My primary life’s goal is to build a train set in my head. That may need some explaining.
When my family moved from L.A. to Seattle in the ’80s, I was introduced to an unfinished train set in the attic of our new house.
To a 5-year-old it was approximately 300 feet long by 80 feet wide. It was amazing and slightly tragic. There was a cluster of white Christmas lights hovering above it to represent a cosmos, and the rest of the attic was unfinished and empty.
I decided I would just imagine building my own train set instead of finishing someone else’s. I turned to books to begin gathering information. My knowledge gathering has expanded from there.
If something interests me, I want to understand it well enough that I can hold a quality conversation about it with someone who is diehard on the topic. The problem with diehards is their keen ability to spot weekend enthusiasts, so I had to start to do things.
I’ve played with stringed instruments, glass-blowing, ancient Chinese strategy games and the innards of desktop computers. I’ve traveled. All this in the name of crafting and perfecting my train set.
I want to be a cook.
As you can likely imagine, my wife was a touch skeptical of my sudden interest in pole-vaulting us into poverty so I can learn something new … again.
Expecting this, I did my research and spun a yarn certain to sell her on gambling with our livelihood. Johnson County Community College has one of the best culinary programs in the country.
I’ll be working as an apprentice, 40 hours a week guaranteed. I’ll be making tens of dollars. I already have a copy of “The Professional Chef,” which saves us several dollars!
We can finally explain my giant knife collection to the neighbors. We can rediscover coupons! Our girls are almost ready for college and the poorer we are the less they will expect from us. It will improve their self-reliance.
My beautiful wife succumbed to my nonsense, and I immediately bought a new knife.
That was some months ago and I’m already certain that I will never perfect the culinary adornments on the train set. There is too much.
JCCC’s culinary program is brim full of quality people, and bits and gizmos I only marginally comprehend. My approach has always been to research something until I am able to appreciate what mastery looks like in that field, but never expecting to master it myself.
I can’t say that I have the appropriate gusto to survive the focus I will require for this 3-year program, but my bones will graduate. I will figure out food!
My middle-aged limbs will make homework happen. I will wake up in the ludicrous deepness of 5 a.m. to manufacture product for the omelette groupies at William Jewell College, where I do apprenticeship under the clever and vehement chef Jim Tinkham.
If mastery occurs, so be it, but my determination lay in assembling understandings. I will pepper restaurant knowledge throughout my brainscape with monstrous abandon until I can impress laypeople with the craftsmanship.
I will be a cook, or I will understand what cooks do and tell everyone about it.
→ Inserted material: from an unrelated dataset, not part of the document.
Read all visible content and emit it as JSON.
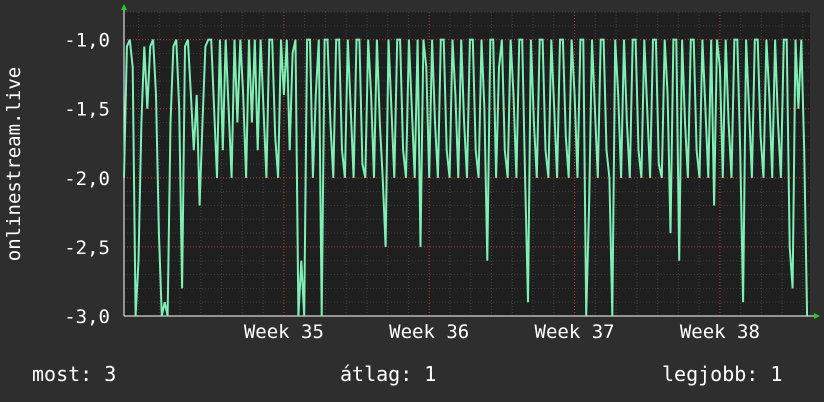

Through the kindness and trust of The Star’s food editor Jill Silva, I get to tell you about it. So if you could, please excuse me my ignorance and my arrogance. I’m new here. I haven’t had those things beaten out of me yet.